DIRECTIONS:
Apart from the images, output the data below exactly.

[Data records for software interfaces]
----

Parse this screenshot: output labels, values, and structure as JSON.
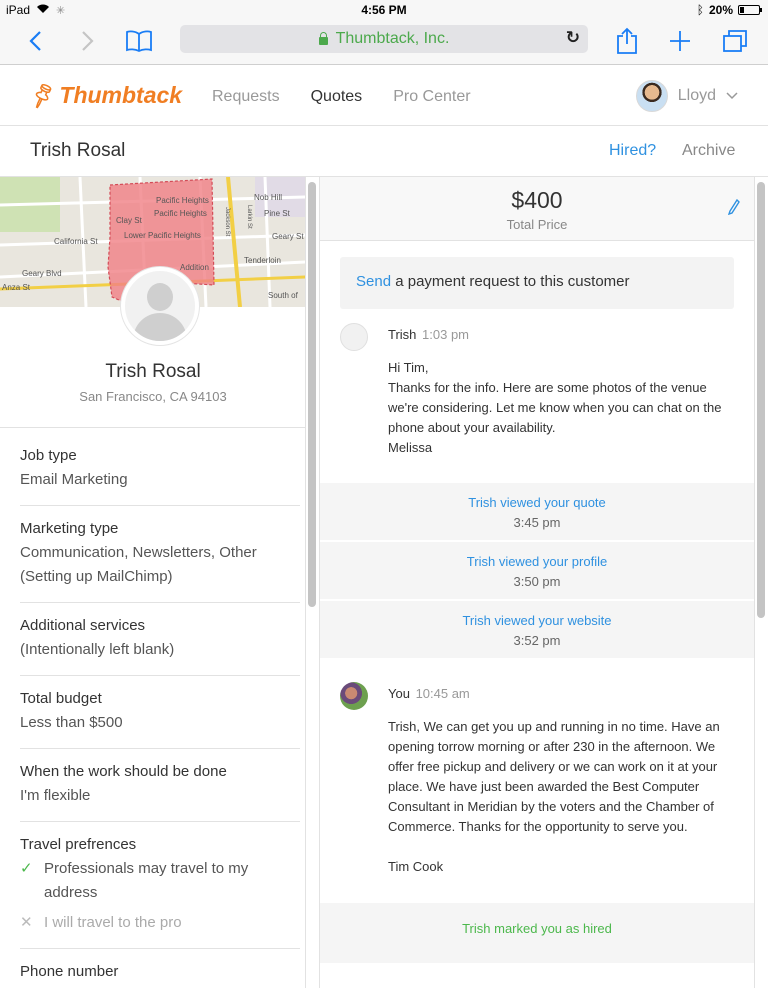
{
  "status_bar": {
    "device": "iPad",
    "time": "4:56 PM",
    "battery": "20%",
    "battery_level": 0.2
  },
  "browser": {
    "url_title": "Thumbtack, Inc."
  },
  "header": {
    "logo": "Thumbtack",
    "nav": [
      "Requests",
      "Quotes",
      "Pro Center"
    ],
    "active_nav": "Quotes",
    "user": "Lloyd"
  },
  "subheader": {
    "customer_name": "Trish Rosal",
    "hired_link": "Hired?",
    "archive_link": "Archive"
  },
  "map": {
    "labels": [
      "Pacific Heights",
      "Pacific Heights",
      "Lower Pacific Heights",
      "Nob Hill",
      "Pine St",
      "Clay St",
      "California St",
      "Geary St",
      "Tenderloin",
      "Geary Blvd",
      "Anza St",
      "Addition",
      "Jackson St",
      "Larkin St",
      "South of"
    ]
  },
  "profile": {
    "name": "Trish Rosal",
    "location": "San Francisco, CA 94103"
  },
  "details": [
    {
      "label": "Job type",
      "value": "Email Marketing"
    },
    {
      "label": "Marketing type",
      "value": "Communication, Newsletters, Other (Setting up MailChimp)"
    },
    {
      "label": "Additional services",
      "value": "(Intentionally left blank)"
    },
    {
      "label": "Total budget",
      "value": "Less than $500"
    },
    {
      "label": "When the work should be done",
      "value": "I'm flexible"
    }
  ],
  "travel": {
    "label": "Travel prefrences",
    "yes_option": "Professionals may travel to my address",
    "no_option": "I will travel to the pro"
  },
  "next_label": "Phone number",
  "quote": {
    "price": "$400",
    "price_label": "Total Price"
  },
  "payment": {
    "link": "Send",
    "text": " a payment request to this customer"
  },
  "messages": [
    {
      "sender": "Trish",
      "time": "1:03 pm",
      "body": "Hi Tim,\nThanks for the info. Here are some photos of the venue we're considering. Let me know when you can chat on the phone about your availability.\nMelissa"
    },
    {
      "sender": "You",
      "time": "10:45 am",
      "body": "Trish, We can get you up and running in no time. Have an opening torrow morning or after 230 in the afternoon. We offer free pickup and delivery or we can work on it at your place. We have just been awarded the Best Computer Consultant in Meridian by the voters and the Chamber of Commerce. Thanks for the opportunity to serve you.\n\nTim Cook"
    }
  ],
  "events": [
    {
      "title": "Trish viewed your quote",
      "time": "3:45 pm"
    },
    {
      "title": "Trish viewed your profile",
      "time": "3:50 pm"
    },
    {
      "title": "Trish viewed your website",
      "time": "3:52 pm"
    }
  ],
  "hired_event": {
    "title": "Trish marked you as hired"
  }
}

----

SOLUTION TO THE EXERCISE:
Parse this screenshot: output labels, values, and structure as JSON.
{
  "status_bar": {
    "device": "iPad",
    "time": "4:56 PM",
    "battery": "20%",
    "battery_level": 0.2
  },
  "browser": {
    "url_title": "Thumbtack, Inc."
  },
  "header": {
    "logo": "Thumbtack",
    "nav": [
      "Requests",
      "Quotes",
      "Pro Center"
    ],
    "active_nav": "Quotes",
    "user": "Lloyd"
  },
  "subheader": {
    "customer_name": "Trish Rosal",
    "hired_link": "Hired?",
    "archive_link": "Archive"
  },
  "map": {
    "labels": [
      "Pacific Heights",
      "Pacific Heights",
      "Lower Pacific Heights",
      "Nob Hill",
      "Pine St",
      "Clay St",
      "California St",
      "Geary St",
      "Tenderloin",
      "Geary Blvd",
      "Anza St",
      "Addition",
      "Jackson St",
      "Larkin St",
      "South of"
    ]
  },
  "profile": {
    "name": "Trish Rosal",
    "location": "San Francisco, CA 94103"
  },
  "details": [
    {
      "label": "Job type",
      "value": "Email Marketing"
    },
    {
      "label": "Marketing type",
      "value": "Communication, Newsletters, Other (Setting up MailChimp)"
    },
    {
      "label": "Additional services",
      "value": "(Intentionally left blank)"
    },
    {
      "label": "Total budget",
      "value": "Less than $500"
    },
    {
      "label": "When the work should be done",
      "value": "I'm flexible"
    }
  ],
  "travel": {
    "label": "Travel prefrences",
    "yes_option": "Professionals may travel to my address",
    "no_option": "I will travel to the pro"
  },
  "next_label": "Phone number",
  "quote": {
    "price": "$400",
    "price_label": "Total Price"
  },
  "payment": {
    "link": "Send",
    "text": " a payment request to this customer"
  },
  "messages": [
    {
      "sender": "Trish",
      "time": "1:03 pm",
      "body": "Hi Tim,\nThanks for the info. Here are some photos of the venue we're considering. Let me know when you can chat on the phone about your availability.\nMelissa"
    },
    {
      "sender": "You",
      "time": "10:45 am",
      "body": "Trish, We can get you up and running in no time. Have an opening torrow morning or after 230 in the afternoon. We offer free pickup and delivery or we can work on it at your place. We have just been awarded the Best Computer Consultant in Meridian by the voters and the Chamber of Commerce. Thanks for the opportunity to serve you.\n\nTim Cook"
    }
  ],
  "events": [
    {
      "title": "Trish viewed your quote",
      "time": "3:45 pm"
    },
    {
      "title": "Trish viewed your profile",
      "time": "3:50 pm"
    },
    {
      "title": "Trish viewed your website",
      "time": "3:52 pm"
    }
  ],
  "hired_event": {
    "title": "Trish marked you as hired"
  }
}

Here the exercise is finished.